Voters give President Obama virtually nothing over Republican Mitt Romney when it comes to issues of character, despite a barrage of Obama campaign ads aimed at raising public doubts about whether Romney could be trusted in the White House.

Less than 100 days before the election, a string of public opinion polls consistently show that the public views both presidential contenders as strong, honest leaders.

Such a snapshot is particularly troubling for Obama, given that his campaign has dumped more than $100 million into television advertisements in battleground states -- roughly three-quarters of it on attack ads against Romney.

The latest poll released by The Hill on Monday gives Romney a 4 percentage point advantage over Obama on leadership, a 3-point lead on "shares our values" and a 2-point cushion on trustworthiness, numbers within or close to the poll's margin of error.

Some analysts said the Obama campaign miscalculated whether the public would embrace their portrayal of Romney as an out-of-touch corporate executive who outsourced American jobs for the sake of profits while he was head of Bain Capital, a venture capital firm.

"The Bain attacks may have backfired and reinforced Romney's solid business image," said Republican strategist Ron Bonjean. "When you throw mud it often splashes back on you.

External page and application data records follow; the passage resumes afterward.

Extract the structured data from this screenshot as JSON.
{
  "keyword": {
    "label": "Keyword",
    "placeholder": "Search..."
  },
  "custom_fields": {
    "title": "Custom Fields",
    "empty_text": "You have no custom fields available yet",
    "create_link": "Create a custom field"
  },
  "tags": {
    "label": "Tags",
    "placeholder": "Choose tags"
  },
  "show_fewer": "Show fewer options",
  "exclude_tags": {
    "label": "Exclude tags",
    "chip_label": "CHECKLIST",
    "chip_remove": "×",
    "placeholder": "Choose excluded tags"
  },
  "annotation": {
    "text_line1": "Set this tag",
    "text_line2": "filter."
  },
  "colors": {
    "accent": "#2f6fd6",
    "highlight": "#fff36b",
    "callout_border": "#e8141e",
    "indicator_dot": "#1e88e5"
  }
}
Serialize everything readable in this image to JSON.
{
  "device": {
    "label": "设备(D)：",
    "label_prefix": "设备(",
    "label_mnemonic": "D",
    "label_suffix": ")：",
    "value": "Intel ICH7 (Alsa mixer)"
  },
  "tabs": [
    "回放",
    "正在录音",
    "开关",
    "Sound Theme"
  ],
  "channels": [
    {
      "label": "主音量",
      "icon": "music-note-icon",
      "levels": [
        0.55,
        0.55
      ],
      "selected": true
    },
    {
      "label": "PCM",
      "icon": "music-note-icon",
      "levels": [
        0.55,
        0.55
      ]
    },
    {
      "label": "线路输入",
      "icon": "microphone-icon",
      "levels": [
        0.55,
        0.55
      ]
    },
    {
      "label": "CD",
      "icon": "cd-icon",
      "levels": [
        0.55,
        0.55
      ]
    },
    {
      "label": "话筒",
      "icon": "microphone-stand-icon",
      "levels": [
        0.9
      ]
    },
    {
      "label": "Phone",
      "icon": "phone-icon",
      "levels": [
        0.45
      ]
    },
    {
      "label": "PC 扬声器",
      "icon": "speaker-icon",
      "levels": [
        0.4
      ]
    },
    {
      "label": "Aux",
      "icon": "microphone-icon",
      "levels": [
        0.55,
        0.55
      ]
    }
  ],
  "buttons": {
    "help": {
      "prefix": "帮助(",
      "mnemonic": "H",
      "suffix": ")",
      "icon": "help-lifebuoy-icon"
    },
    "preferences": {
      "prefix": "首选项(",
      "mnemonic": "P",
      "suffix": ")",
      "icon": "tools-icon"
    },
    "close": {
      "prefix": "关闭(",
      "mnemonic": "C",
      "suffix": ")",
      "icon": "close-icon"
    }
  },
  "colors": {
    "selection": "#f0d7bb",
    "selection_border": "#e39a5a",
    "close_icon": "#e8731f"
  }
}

That attack has run its course."

A USA Today/Gallup poll released last week showed that 57 percent of voters believe Obama possesses presidential leadership qualities, but 54 percent said the same thing about Romney. In that same survey, 63 percent said Romney's business background would help him deal with the ailing economy.

Those numbers have even Obama's supporters questioning his laser-like focus on Romney's time at Bain.

"I really do wonder if Obama put too many eggs in the Bain basket with so much time before the election," one Democratic strategist told The Washington Examiner. "There's a fine line between defining your opponent and over-saturation, and what we may be seeing here is the latter."

In addition to claiming Romney outsourced American jobs, Obama's team has hammered the former Massachusetts governor for sheltering his own fortune in overseas tax havens.

Obama is hoping that by the time voters head to the polls in November, they'll see Romney as an elitist unable to relate to their concerns -- much as President George W. Bush successfully defined Massachusetts Sen. John Kerry in 2004.

But Democrats are divided over how the Bain bludgeoning is playing at this point in Obama's re-election bid.

"It's a mixed bag," said Democratic strategist Doug Schoen. "People still have doubts about Romney personally but see him as a better economic manager. But I don't see evidence that Romney can just go negative and win -- he needs a plan for more jobs."

Without much progress on the jobs front, Obama has opted to double down on the argument that allowing Romney to take the reins now would imperil fragile economic gains.

"We've seen that Mitt Romney is a symbol of what's wrong with our economy," said Democratic pollster Mark Mellman. "In my judgment, that message is having a real and serious impact in swing states."